Into the sweatshops.

Print this page Print this page

Reprinted with permission from A History of Jews in America, published by Vintage Books.

Immigrant Jews continued [around the turn of the 20th century] to pour into the Lower East Side and, to a lesser degree, into Chicago's West End and Jewish ghettos in Philadelphia and Boston; few of the smaller cities and towns of the American interior offered so great a possibility of Jewish communalism and Yiddish-based culture as the great cities. Equally important, the ghet­tos, particularly the largest one in New York's Lower East Side, offered the possibility of employment for Jews. At the time that masses of Eastern European Jews were coming to America, the garment industry was under­going rapid expansion, and New York City was central to this development. 

Jews in the garment industry

Many immigrant Jews worked

in New York garment factories.

By 1910 the city was producing 70 percent of the nation's women's clothing and 40 percent of its men's clothing, creating jobs for newly arriving Jews. Even if we discount their exaggerations (only 10 percent of Eastern European immigrant labor force were actually trained tailors), these Jews brought with them from the old countries significant skills in garment work, one of the few occupations open to Jews in 19th-century Europe.

Jobs for Jews

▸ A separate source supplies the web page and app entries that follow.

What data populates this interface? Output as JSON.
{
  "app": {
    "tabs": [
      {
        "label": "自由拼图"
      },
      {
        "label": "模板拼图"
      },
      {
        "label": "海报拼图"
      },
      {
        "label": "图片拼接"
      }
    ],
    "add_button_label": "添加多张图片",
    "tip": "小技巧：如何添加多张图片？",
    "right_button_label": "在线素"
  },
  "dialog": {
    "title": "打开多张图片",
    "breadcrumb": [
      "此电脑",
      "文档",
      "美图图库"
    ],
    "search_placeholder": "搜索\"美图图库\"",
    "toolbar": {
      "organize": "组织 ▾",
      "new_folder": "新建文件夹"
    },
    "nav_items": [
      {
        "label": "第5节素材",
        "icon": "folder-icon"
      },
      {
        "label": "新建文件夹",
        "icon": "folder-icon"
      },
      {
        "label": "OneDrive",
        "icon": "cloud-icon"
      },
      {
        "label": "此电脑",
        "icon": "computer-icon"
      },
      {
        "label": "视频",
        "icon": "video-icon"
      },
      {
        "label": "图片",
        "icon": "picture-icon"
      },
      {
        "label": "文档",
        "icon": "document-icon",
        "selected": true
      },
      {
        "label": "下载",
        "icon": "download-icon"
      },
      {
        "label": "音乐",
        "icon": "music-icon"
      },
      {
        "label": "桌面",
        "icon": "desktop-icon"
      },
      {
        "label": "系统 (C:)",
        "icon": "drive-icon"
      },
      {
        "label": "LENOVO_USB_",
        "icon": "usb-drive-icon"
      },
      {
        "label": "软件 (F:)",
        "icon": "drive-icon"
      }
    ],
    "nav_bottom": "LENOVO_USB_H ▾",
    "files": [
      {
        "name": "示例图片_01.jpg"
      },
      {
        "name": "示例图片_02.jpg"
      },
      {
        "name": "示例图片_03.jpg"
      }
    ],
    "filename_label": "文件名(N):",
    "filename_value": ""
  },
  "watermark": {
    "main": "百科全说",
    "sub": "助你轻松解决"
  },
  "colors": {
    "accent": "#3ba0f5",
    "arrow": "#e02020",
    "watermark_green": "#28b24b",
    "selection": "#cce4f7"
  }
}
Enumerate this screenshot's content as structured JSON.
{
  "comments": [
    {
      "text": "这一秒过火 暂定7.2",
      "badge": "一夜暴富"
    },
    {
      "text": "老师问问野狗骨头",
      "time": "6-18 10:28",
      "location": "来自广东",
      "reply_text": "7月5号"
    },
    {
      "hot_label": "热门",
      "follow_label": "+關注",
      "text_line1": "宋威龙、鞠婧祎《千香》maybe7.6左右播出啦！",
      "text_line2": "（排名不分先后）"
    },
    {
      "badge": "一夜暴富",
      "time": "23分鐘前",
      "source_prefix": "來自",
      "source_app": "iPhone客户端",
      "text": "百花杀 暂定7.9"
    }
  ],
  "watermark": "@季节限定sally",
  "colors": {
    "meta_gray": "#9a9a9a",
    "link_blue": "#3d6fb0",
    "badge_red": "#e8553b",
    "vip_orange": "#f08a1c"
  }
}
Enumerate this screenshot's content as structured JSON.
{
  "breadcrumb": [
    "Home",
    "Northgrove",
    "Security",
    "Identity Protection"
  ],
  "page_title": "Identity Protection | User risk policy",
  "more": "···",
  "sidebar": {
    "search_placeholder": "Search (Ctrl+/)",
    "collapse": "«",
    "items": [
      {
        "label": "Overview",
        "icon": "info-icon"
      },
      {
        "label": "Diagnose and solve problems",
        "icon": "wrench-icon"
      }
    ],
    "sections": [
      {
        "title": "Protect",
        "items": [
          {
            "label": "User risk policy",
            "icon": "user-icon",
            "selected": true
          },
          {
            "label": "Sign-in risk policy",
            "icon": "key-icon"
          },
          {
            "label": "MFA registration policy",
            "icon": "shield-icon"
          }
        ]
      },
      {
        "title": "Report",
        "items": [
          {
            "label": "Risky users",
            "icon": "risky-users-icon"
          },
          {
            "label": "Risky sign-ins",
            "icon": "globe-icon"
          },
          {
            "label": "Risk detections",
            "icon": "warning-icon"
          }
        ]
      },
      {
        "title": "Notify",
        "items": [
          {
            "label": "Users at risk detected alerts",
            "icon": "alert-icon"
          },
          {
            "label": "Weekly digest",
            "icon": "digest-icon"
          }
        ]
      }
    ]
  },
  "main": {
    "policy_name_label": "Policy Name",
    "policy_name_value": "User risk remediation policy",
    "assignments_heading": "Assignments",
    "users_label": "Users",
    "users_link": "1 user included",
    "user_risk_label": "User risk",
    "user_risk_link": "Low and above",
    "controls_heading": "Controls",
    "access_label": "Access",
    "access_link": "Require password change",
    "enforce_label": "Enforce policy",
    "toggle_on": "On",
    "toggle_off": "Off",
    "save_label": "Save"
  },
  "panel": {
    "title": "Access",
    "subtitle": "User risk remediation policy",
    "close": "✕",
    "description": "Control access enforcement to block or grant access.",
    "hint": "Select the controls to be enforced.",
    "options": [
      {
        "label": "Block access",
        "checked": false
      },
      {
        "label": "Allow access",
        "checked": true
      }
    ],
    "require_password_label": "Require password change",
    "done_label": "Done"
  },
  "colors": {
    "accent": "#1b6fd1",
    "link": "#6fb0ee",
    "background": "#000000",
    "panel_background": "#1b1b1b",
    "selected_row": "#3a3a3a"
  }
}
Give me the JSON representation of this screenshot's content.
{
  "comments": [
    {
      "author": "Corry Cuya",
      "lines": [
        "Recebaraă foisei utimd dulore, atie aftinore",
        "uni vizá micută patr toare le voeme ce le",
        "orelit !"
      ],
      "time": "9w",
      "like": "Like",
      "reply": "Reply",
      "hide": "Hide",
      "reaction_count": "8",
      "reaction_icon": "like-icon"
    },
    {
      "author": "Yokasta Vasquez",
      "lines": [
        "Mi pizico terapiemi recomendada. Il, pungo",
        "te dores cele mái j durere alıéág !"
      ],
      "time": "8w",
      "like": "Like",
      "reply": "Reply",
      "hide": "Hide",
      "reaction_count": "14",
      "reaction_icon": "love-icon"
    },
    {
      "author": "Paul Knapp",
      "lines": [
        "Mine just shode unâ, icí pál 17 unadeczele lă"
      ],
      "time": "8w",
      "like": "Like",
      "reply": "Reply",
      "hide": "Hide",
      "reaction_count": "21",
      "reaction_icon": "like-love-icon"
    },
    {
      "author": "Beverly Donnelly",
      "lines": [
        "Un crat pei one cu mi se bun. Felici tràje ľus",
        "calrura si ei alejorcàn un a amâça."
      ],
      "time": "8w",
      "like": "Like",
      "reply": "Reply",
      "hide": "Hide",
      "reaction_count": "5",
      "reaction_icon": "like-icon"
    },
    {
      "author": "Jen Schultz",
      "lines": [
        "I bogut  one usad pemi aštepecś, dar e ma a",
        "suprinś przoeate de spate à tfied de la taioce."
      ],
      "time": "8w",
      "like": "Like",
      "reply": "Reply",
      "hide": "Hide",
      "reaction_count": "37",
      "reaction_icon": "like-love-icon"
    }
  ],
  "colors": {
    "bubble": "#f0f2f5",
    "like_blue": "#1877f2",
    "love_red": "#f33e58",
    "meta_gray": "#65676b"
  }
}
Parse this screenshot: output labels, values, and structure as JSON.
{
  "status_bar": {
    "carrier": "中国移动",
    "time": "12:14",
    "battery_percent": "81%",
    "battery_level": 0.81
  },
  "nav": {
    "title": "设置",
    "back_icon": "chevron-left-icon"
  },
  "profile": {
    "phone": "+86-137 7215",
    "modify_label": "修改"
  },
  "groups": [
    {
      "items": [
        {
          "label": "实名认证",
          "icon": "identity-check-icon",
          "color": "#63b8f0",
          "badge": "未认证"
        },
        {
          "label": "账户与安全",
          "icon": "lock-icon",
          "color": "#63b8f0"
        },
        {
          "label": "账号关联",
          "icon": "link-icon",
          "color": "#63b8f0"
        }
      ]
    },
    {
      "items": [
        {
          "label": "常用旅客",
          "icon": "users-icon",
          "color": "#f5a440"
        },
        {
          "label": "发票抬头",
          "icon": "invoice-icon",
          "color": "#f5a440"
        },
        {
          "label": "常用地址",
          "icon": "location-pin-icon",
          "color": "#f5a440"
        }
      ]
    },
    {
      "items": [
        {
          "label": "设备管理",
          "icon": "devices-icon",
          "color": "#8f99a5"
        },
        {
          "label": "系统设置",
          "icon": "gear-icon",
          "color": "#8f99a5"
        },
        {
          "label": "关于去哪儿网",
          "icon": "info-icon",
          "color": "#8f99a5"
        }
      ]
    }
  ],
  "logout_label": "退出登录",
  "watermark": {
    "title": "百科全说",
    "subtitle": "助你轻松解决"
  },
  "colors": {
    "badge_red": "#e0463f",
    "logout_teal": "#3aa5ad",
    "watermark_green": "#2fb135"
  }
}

As early as 1890 almost 80 percent of New York's garment industry was located below 14th Street, and more than 90 percent of these facto­ries were owned by German Jews. Lower New York, therefore, was a power­ful magnet for the Eastern Europeans throughout the period of mass immi­gration. Immigrants were attracted by jobs and by Jewish employers who could provide a familiar milieu as well as the opportunity to observe the Sabbath. By 1897 approximately 60 percent of the New York Jewish labor force was employed in the apparel field, and 75 percent of the workers in the industry were Jewish.

Within the American needle industry there were three systems and three sites of production. The oldest was the family system, which had been dominant under Irish and German influence in the mid-19th century. Work was divided among family members and was done at home. In the 1870s, homework, or outside manufacture, declined, as factories--the second mode of production--became dominant. But with the coming of Eastern European Jews, there sprang up a third form of production--the contract­ing, or sweatshop, system, a variant of the family system.

Did you like this article?  MyJewishLearning is a not-for-profit organization.

Please consider making a donation today.

Howard Sachar

Howard M. Sachar is the author of numerous books, including A History of Israel, A History of the Jews in America, Farewell Espana, Israel and Europe, and A History of Jews in the Modern World. He is also the editor of the 39-volume The Rise of Israel: A Documentary History. He serves as Professor of Modern History at George Washington University.